- _Activity_
Every record is to be copied unchanged, except that its pictures are removed.

- _Supplied data_

--- --- ---

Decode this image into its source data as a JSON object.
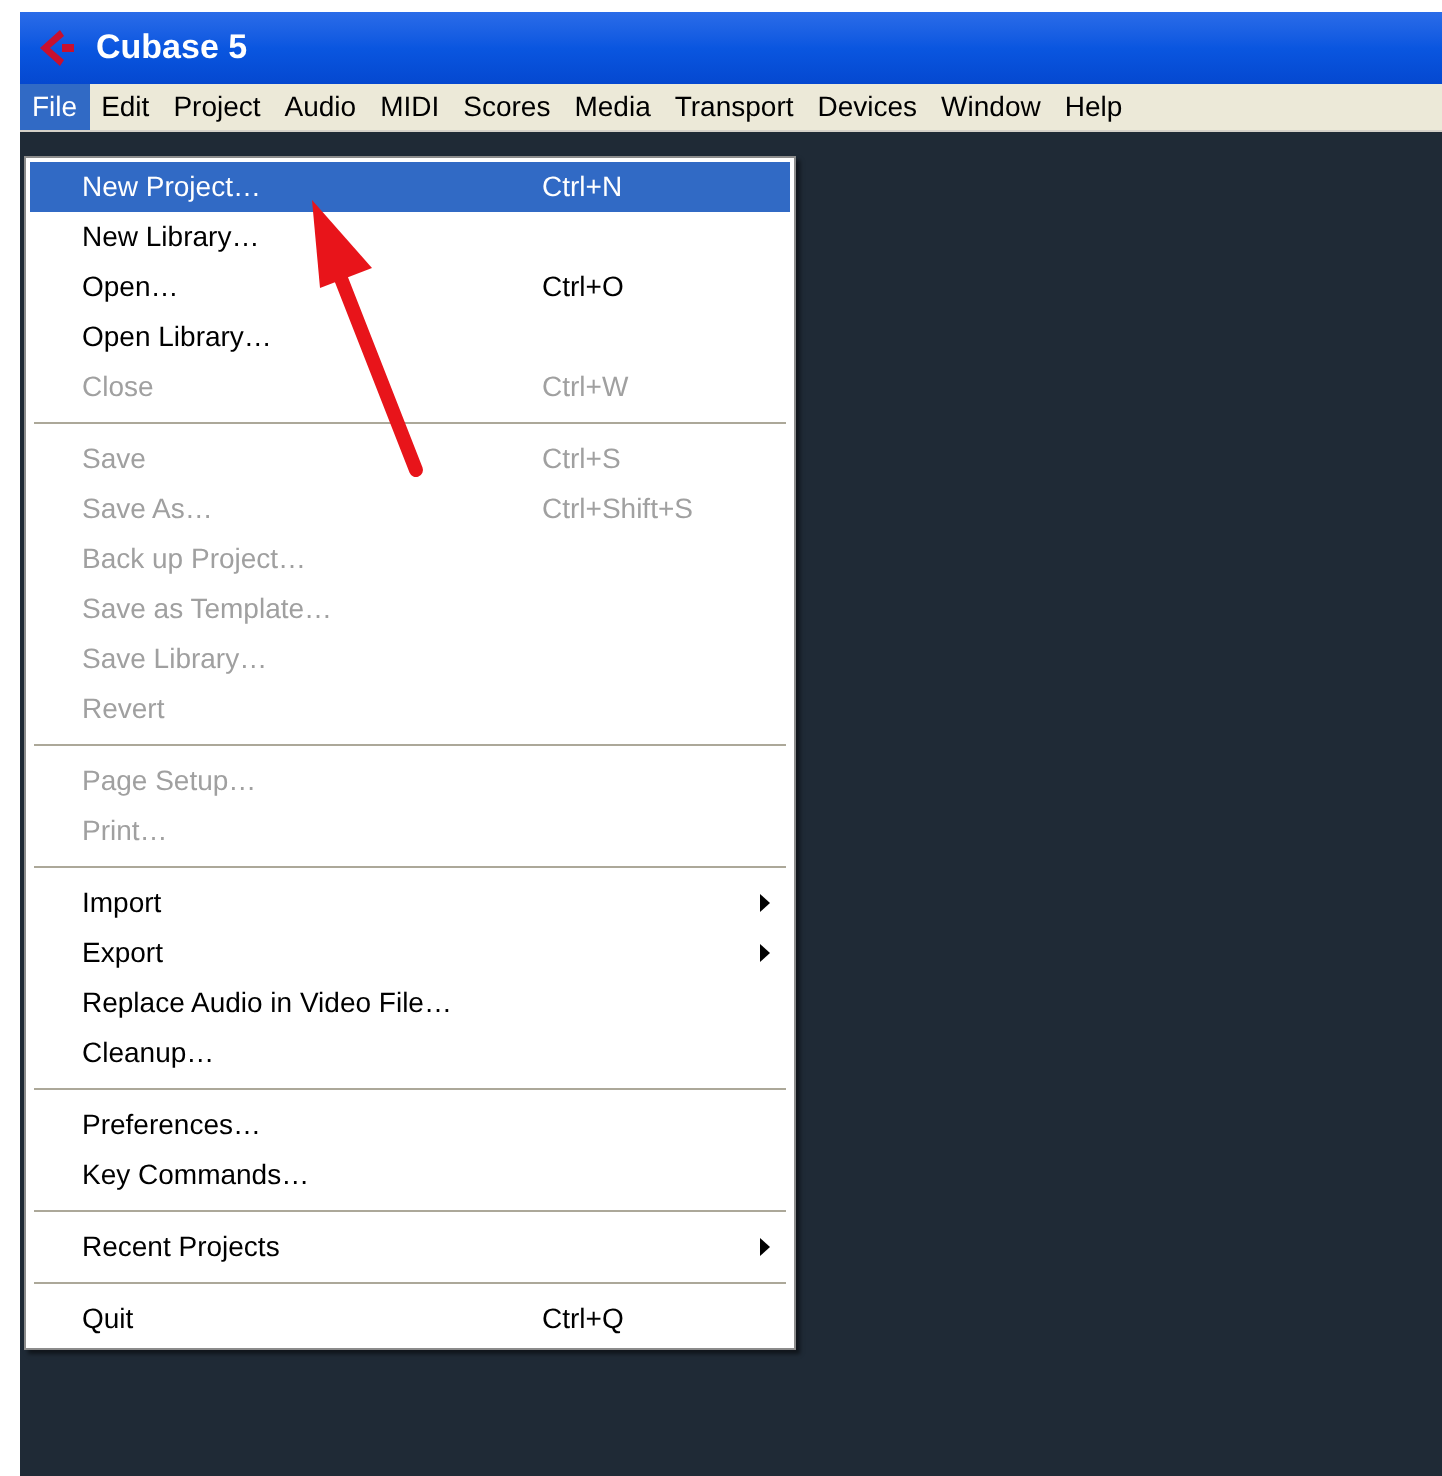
{
  "window": {
    "title": "Cubase 5"
  },
  "menu_bar": [
    {
      "label": "File",
      "selected": true
    },
    {
      "label": "Edit",
      "selected": false
    },
    {
      "label": "Project",
      "selected": false
    },
    {
      "label": "Audio",
      "selected": false
    },
    {
      "label": "MIDI",
      "selected": false
    },
    {
      "label": "Scores",
      "selected": false
    },
    {
      "label": "Media",
      "selected": false
    },
    {
      "label": "Transport",
      "selected": false
    },
    {
      "label": "Devices",
      "selected": false
    },
    {
      "label": "Window",
      "selected": false
    },
    {
      "label": "Help",
      "selected": false
    }
  ],
  "file_menu": [
    [
      {
        "label": "New Project…",
        "shortcut": "Ctrl+N",
        "disabled": false,
        "submenu": false,
        "selected": true
      },
      {
        "label": "New Library…",
        "disabled": false,
        "submenu": false,
        "selected": false
      },
      {
        "label": "Open…",
        "shortcut": "Ctrl+O",
        "disabled": false,
        "submenu": false,
        "selected": false
      },
      {
        "label": "Open Library…",
        "disabled": false,
        "submenu": false,
        "selected": false
      },
      {
        "label": "Close",
        "shortcut": "Ctrl+W",
        "disabled": true,
        "submenu": false,
        "selected": false
      }
    ],
    [
      {
        "label": "Save",
        "shortcut": "Ctrl+S",
        "disabled": true,
        "submenu": false,
        "selected": false
      },
      {
        "label": "Save As…",
        "shortcut": "Ctrl+Shift+S",
        "disabled": true,
        "submenu": false,
        "selected": false
      },
      {
        "label": "Back up Project…",
        "disabled": true,
        "submenu": false,
        "selected": false
      },
      {
        "label": "Save as Template…",
        "disabled": true,
        "submenu": false,
        "selected": false
      },
      {
        "label": "Save Library…",
        "disabled": true,
        "submenu": false,
        "selected": false
      },
      {
        "label": "Revert",
        "disabled": true,
        "submenu": false,
        "selected": false
      }
    ],
    [
      {
        "label": "Page Setup…",
        "disabled": true,
        "submenu": false,
        "selected": false
      },
      {
        "label": "Print…",
        "disabled": true,
        "submenu": false,
        "selected": false
      }
    ],
    [
      {
        "label": "Import",
        "disabled": false,
        "submenu": true,
        "selected": false
      },
      {
        "label": "Export",
        "disabled": false,
        "submenu": true,
        "selected": false
      },
      {
        "label": "Replace Audio in Video File…",
        "disabled": false,
        "submenu": false,
        "selected": false
      },
      {
        "label": "Cleanup…",
        "disabled": false,
        "submenu": false,
        "selected": false
      }
    ],
    [
      {
        "label": "Preferences…",
        "disabled": false,
        "submenu": false,
        "selected": false
      },
      {
        "label": "Key Commands…",
        "disabled": false,
        "submenu": false,
        "selected": false
      }
    ],
    [
      {
        "label": "Recent Projects",
        "disabled": false,
        "submenu": true,
        "selected": false
      }
    ],
    [
      {
        "label": "Quit",
        "shortcut": "Ctrl+Q",
        "disabled": false,
        "submenu": false,
        "selected": false
      }
    ]
  ]
}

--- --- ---

- _Written reply_
Decode this image into its source data as a JSON object.
{
  "window": {
    "title": "Cubase 5"
  },
  "menu_bar": [
    {
      "label": "File",
      "selected": true
    },
    {
      "label": "Edit",
      "selected": false
    },
    {
      "label": "Project",
      "selected": false
    },
    {
      "label": "Audio",
      "selected": false
    },
    {
      "label": "MIDI",
      "selected": false
    },
    {
      "label": "Scores",
      "selected": false
    },
    {
      "label": "Media",
      "selected": false
    },
    {
      "label": "Transport",
      "selected": false
    },
    {
      "label": "Devices",
      "selected": false
    },
    {
      "label": "Window",
      "selected": false
    },
    {
      "label": "Help",
      "selected": false
    }
  ],
  "file_menu": [
    [
      {
        "label": "New Project…",
        "shortcut": "Ctrl+N",
        "disabled": false,
        "submenu": false,
        "selected": true
      },
      {
        "label": "New Library…",
        "disabled": false,
        "submenu": false,
        "selected": false
      },
      {
        "label": "Open…",
        "shortcut": "Ctrl+O",
        "disabled": false,
        "submenu": false,
        "selected": false
      },
      {
        "label": "Open Library…",
        "disabled": false,
        "submenu": false,
        "selected": false
      },
      {
        "label": "Close",
        "shortcut": "Ctrl+W",
        "disabled": true,
        "submenu": false,
        "selected": false
      }
    ],
    [
      {
        "label": "Save",
        "shortcut": "Ctrl+S",
        "disabled": true,
        "submenu": false,
        "selected": false
      },
      {
        "label": "Save As…",
        "shortcut": "Ctrl+Shift+S",
        "disabled": true,
        "submenu": false,
        "selected": false
      },
      {
        "label": "Back up Project…",
        "disabled": true,
        "submenu": false,
        "selected": false
      },
      {
        "label": "Save as Template…",
        "disabled": true,
        "submenu": false,
        "selected": false
      },
      {
        "label": "Save Library…",
        "disabled": true,
        "submenu": false,
        "selected": false
      },
      {
        "label": "Revert",
        "disabled": true,
        "submenu": false,
        "selected": false
      }
    ],
    [
      {
        "label": "Page Setup…",
        "disabled": true,
        "submenu": false,
        "selected": false
      },
      {
        "label": "Print…",
        "disabled": true,
        "submenu": false,
        "selected": false
      }
    ],
    [
      {
        "label": "Import",
        "disabled": false,
        "submenu": true,
        "selected": false
      },
      {
        "label": "Export",
        "disabled": false,
        "submenu": true,
        "selected": false
      },
      {
        "label": "Replace Audio in Video File…",
        "disabled": false,
        "submenu": false,
        "selected": false
      },
      {
        "label": "Cleanup…",
        "disabled": false,
        "submenu": false,
        "selected": false
      }
    ],
    [
      {
        "label": "Preferences…",
        "disabled": false,
        "submenu": false,
        "selected": false
      },
      {
        "label": "Key Commands…",
        "disabled": false,
        "submenu": false,
        "selected": false
      }
    ],
    [
      {
        "label": "Recent Projects",
        "disabled": false,
        "submenu": true,
        "selected": false
      }
    ],
    [
      {
        "label": "Quit",
        "shortcut": "Ctrl+Q",
        "disabled": false,
        "submenu": false,
        "selected": false
      }
    ]
  ]
}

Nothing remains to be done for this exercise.